I have to feel sorry for those poor buggers stuck with flooded rivers, which is very prevalent around our neck of the woods, and particularly hirers, with I noticed families stuck on Canaltime boats at their berths. Some of those caught out were at least able to get back to Shardlow where they could leave their boats, and some new people accommodated.
But not all made it back, with I hear a line of hire boats of various denominations stranded at Alrewas with the Trent rushing by, held up by brand new traffic lights that suddenly appeared.
Not really a sensible idea having a large hire base on river moorings, especially now with more summer rain and resulting floods. Certainly not fair on the poor hirers and sharers.
They don't know..
A good picture in the CART title page of its website, it tells us is Hazelhurst Aqueduct on the Caldon Canal—very pretty it looks too, complete with a five barred gate.
But alas, it is not a picture of Hazelhurst Aqueduct at all, but actually a picture of Bridge 1 at Hazelhurst Junction!
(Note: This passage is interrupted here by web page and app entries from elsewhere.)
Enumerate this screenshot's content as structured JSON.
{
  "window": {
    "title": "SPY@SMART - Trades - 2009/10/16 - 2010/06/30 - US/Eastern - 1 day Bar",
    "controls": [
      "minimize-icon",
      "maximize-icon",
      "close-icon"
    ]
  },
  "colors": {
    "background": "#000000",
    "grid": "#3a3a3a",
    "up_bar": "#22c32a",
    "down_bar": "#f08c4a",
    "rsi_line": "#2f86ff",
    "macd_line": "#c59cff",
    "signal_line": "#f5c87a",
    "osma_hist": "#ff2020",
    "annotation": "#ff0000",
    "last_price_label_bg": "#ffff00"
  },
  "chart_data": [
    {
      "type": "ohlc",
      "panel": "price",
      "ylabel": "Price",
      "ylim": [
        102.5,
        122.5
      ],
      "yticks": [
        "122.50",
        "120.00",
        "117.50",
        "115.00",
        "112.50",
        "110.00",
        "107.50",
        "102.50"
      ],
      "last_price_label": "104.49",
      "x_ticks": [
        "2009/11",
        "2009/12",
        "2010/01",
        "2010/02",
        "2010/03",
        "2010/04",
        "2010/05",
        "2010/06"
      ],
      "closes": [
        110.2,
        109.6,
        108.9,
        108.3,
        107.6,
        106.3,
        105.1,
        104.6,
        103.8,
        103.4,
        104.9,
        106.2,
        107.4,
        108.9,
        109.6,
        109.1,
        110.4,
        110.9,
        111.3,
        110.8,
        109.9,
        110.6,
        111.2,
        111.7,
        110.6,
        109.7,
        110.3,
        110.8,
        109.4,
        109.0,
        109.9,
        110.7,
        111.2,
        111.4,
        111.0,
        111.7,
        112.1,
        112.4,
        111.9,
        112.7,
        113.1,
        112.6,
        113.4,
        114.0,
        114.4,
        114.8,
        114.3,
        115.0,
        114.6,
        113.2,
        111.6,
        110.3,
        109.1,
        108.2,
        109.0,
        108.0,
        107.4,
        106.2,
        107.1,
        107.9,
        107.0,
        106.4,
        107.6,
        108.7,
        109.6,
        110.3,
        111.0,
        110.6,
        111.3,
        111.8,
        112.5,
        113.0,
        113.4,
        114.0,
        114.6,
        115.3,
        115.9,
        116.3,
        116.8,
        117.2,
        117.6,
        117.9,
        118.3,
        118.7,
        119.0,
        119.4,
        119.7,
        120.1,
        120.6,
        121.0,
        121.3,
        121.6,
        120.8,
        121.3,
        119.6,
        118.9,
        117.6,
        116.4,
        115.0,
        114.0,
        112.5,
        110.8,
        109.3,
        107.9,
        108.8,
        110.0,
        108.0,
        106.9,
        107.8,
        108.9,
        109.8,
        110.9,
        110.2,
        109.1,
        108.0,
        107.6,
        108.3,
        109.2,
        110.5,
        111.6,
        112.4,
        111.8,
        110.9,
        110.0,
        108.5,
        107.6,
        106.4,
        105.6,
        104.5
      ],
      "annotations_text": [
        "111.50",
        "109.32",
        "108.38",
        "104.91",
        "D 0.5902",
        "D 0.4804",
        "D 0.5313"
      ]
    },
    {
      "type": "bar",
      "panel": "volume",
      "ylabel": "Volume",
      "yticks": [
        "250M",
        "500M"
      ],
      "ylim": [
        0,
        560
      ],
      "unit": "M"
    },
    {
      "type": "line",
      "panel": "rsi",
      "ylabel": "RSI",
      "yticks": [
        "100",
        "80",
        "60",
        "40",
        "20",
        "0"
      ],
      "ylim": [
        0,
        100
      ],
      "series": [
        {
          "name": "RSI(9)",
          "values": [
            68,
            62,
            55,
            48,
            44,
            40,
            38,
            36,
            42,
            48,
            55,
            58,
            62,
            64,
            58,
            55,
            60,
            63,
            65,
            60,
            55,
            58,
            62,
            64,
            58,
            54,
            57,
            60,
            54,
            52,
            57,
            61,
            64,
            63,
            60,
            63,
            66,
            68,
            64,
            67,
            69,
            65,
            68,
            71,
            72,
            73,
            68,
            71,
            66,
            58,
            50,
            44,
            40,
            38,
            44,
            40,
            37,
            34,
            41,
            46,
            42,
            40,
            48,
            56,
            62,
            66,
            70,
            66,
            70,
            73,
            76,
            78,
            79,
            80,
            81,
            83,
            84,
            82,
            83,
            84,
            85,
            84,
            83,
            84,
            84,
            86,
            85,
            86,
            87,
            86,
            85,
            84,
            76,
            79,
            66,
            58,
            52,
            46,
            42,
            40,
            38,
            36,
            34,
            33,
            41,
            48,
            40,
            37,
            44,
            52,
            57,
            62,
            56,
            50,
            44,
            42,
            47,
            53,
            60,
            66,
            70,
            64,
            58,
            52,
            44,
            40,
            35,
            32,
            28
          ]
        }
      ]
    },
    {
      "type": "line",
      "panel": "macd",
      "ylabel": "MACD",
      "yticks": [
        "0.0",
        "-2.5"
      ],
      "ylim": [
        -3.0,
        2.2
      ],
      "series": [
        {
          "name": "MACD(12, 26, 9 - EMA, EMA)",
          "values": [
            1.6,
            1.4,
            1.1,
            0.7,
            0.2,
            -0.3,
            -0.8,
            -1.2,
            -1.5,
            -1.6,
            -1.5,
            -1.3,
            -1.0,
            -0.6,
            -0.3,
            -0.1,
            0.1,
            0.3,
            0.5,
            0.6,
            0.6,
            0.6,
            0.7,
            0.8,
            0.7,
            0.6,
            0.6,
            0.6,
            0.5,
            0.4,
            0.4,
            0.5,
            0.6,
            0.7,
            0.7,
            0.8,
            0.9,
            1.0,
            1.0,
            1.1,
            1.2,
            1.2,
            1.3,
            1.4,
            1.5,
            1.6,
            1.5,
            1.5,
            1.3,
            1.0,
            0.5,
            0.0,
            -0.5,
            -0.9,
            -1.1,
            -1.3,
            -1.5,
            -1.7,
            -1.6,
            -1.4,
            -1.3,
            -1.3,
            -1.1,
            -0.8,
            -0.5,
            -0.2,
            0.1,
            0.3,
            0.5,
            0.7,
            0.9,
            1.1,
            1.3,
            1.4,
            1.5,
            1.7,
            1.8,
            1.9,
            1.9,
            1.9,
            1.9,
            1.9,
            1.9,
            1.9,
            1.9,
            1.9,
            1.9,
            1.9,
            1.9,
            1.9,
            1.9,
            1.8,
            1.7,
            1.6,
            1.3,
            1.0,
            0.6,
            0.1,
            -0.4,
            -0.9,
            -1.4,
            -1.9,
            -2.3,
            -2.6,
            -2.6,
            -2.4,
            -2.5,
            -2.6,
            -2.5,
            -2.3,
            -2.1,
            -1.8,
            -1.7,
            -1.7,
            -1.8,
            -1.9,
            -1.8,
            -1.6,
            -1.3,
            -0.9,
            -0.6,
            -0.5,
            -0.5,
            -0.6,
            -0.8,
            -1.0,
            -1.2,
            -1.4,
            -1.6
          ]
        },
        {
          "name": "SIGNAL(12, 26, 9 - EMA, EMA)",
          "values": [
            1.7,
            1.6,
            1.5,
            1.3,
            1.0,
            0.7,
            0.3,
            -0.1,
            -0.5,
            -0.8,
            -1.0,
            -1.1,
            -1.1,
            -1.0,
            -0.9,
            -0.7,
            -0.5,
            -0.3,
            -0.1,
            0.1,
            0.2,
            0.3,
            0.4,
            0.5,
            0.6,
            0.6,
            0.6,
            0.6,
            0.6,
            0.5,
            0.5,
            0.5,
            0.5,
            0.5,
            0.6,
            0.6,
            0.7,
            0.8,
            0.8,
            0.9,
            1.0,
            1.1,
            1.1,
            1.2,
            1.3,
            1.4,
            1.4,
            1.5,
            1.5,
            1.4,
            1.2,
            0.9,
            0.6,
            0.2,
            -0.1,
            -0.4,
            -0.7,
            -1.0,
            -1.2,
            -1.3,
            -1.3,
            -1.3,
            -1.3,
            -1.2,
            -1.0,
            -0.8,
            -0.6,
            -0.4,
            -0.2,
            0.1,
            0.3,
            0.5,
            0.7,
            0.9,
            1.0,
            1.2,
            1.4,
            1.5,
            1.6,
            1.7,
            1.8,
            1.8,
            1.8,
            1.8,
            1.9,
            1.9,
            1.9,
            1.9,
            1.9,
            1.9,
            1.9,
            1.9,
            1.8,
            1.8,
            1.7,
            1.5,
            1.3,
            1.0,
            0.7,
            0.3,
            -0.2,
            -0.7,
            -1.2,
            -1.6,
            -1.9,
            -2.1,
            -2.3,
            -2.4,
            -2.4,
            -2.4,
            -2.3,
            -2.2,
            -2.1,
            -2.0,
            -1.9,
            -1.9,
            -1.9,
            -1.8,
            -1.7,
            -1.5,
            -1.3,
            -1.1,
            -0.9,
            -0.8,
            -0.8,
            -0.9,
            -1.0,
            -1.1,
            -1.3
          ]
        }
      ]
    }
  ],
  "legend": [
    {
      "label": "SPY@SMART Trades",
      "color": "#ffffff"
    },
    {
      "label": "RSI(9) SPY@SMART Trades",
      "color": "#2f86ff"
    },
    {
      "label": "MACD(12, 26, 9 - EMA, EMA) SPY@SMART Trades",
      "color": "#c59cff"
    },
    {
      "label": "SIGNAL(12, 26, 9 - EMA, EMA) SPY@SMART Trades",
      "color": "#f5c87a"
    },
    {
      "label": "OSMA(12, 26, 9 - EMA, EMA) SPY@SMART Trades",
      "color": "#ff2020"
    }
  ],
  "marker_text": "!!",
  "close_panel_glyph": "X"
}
All I can really do is show them one of Ralph Freeman's photographs of the actual aqueduct, then there is a chance they might put it right.
And I've just learnt that the website have now moved Tring from Herts to Bucks! What a shower!
We now have CARTisms thrust upon us, with the latest, and here I must quote:
Salwarpe entrance onto the Droitwich Canals is now is now in indemnity.
That has even spread to the locks:
Severn is currently closed at Diglis Lock and Upper Lode Lock. The River is in indemnity from Diglis Lock to Lincomb.
What the hell does that mean? Can't they use plain English any more?
Boaters are now fully aware that CART is rolling over to the wishes of the Health & Safety Executive, with I now hear the 200 years old steps at locks now in its sights as a health hazard—and will most possibly be removed. (I reckon it would be more sensible maintaining the pictured lock gates instead!)
We all know of the furore about lock tail bridges and visitors that turned into a three ring circus, and is still continuing. But why do visitors need to use bridges over locks?
At Bratch locks there is a very clear notice—'No Public Access', that solves the problem. I only wish they would erect the name notices at Foxton, that is a nightmare to operate the locks when the public, their kids and their dogs are milling around on the boaters' bridges.
But of course Leicester Council lists the locks as a visitor attraction, which CART is very much in favour of—and bugger the boaters. Same at all the honey pot sites at summer week-ends. You need eyes in the back of your head, they are a real problem. We keep away, as it's not safe.
So we have the ridiculous situation where the CART hierarchy wants visitors but has to make provisions to keep them safe from themselves. Why not think about the people who help pay their enormous salaries, and keep them away from the locks altogether, and on the towpaths
I see there is a 'clutch' of continuous moorers at present on Duke's Cut at the bottom of the Oxford.
One boater counted 11 of 'em. Only hope they had nothing to do with the Anglo Welsh hire boat that was broken into and subsequently fired whilst left there.
I see our Pam took one Alan Fincher, failed representative for the CART council, to task for 'having a go' at narrowboatworld. Not to worry Pam, he has a rather large chip since failing his election, and is 'having a go' at all and sundry.
Nobody takes much notice lass.